Image of FIG. 5.
FIG. 5.

The angular dependence of the backscattering coefficient for electrons with energies , 10, and 100 keV, incident on a silicon surface at different angles . The lines were computed using Eq. (2). The symbols show the results of our MC simulations.

Image of FIG. 6.
FIG. 6.

Illustration of the method to estimate the extrapolated ranges in silicon from the calculated electron transmission curve and the energy deposition curve scaled to its maximum. is the depth into the material. The plots are for 1 keV electrons normally incident on silicon.

Image of FIG. 7.
FIG. 7.

The different electron ranges in silicon described in the text as a function of incident electron energy . The dashed line demonstrates the asymptotic dependence proportional to at high energies.

Image of FIG. 8.
FIG. 8.

The ratio for silicon of calculated by Brigida et al. (Ref. 49) and our calculated using Eq. (6) to the experimental of Everhart and Hoff (Ref. 46) extended up to 200 keV.

Image of FIG. 9.
FIG. 9.

Energy dependence of the projected range in silicon scaled to its value at normal incidence for incidence directions of , 45°, 60°, and 80° from the normal.

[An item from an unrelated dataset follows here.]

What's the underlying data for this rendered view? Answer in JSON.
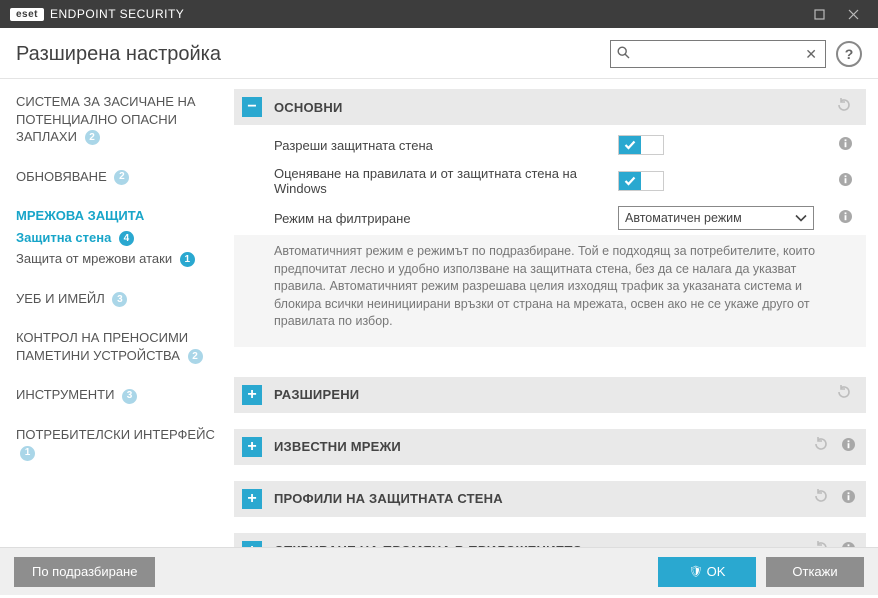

Image of FIG. 10.
FIG. 10.

Transmission curve for 100 keV electrons normally incident on silicon face. Our simulated curve and the fit using Eq. (9) are shown as full and dashed lines, respectively. The curve with open squares is the EMID tabulation (Ref. 50). Note that here is in microns.

Image of FIG. 11.
FIG. 11.

Deposited energy distribution for 100 keV electrons in silicon. The full line and the dashed line show, respectively, our MC results and our fit using Eqs. (6) and (10)–(12). The curve with open squares is the EMID tabulation (Ref. 50).

Image of FIG. 12.
FIG. 12.

The cumulative spherical radial energy distributions in silicon scaled by the incident electron energy . The curves from the top to the bottom are for , 0.2, 0.5, 1, 2, 5, and 10 keV.

Image of FIG. 13.
FIG. 13.

Contour plots of in silicon for three values of incident electron energy: 100 eV (top), 1 keV (middle), and 10 keV (bottom).

Image of FIG. 14.
FIG. 14.

Deposited energy distributions as a function of depth of penetration in an infinite silicon medium for different incident electron energies: 100 eV and 1 keV (bottom and left axes) and for 10 keV (upper and right axes).

Image of FIG. 15.
FIG. 15.

Temporal evolution of the spectrum (per primary electron) of the first generation of -electrons, generated directly by a primary electron with energy of 5 keV in silicon. The -electron energy is with respect to the bottom of the conduction band. The arrows indicate the positions of the plasmon (denoted as 1), Si-LVV Auger (2), and Si-KLL Auger (3) peaks.

Image of FIG. 16.
FIG. 16.

The time dependence of the LVV Auger-electron yield (per primary electron) in the cascade process for different electron energies in silicon.

Image of FIG. 17.
FIG. 17.

The time dependence of the average energy and average number (both per incident electron) of cascading hot electrons (i.e., with energy of ) in an infinite silicon medium for different incident electron energies . The curves are (from top to bottom) for , 5, 1, 0.5, 0.2, 0.1, and 0.05 keV.

Image of FIG. 18.
FIG. 18.

The total number of cascading electrons , including those that have already stopped, in an infinite silicon medium for different values.

Image of FIG. 19.
FIG. 19.

Lateral electron density at different times due to a single electron with ejected by an energetic ion propagating in the -direction in an infinite silicon medium.

Image of FIG. 20.
FIG. 20.

The Debye length in silicon as a function of the radial distance from the track axis for 5 MeV/amu Xe and Ne ions at different times. The symbols are identical to those shown in Fig. 19.


Generic image for table
Table I.

The coefficients to be used in Eq. (10) to calculate the twice-scaled depth distribution for the deposited energy.


Article metrics loading...


Full text loading...

This is a required field
Please enter a valid email address
752b84549af89a08dbdd7fdb8b9568b5 journal.articlezxybnytfddd
Scitation: Monte Carlo calculations of electron transport in silicon and related effects for energies of 0.02–200 keV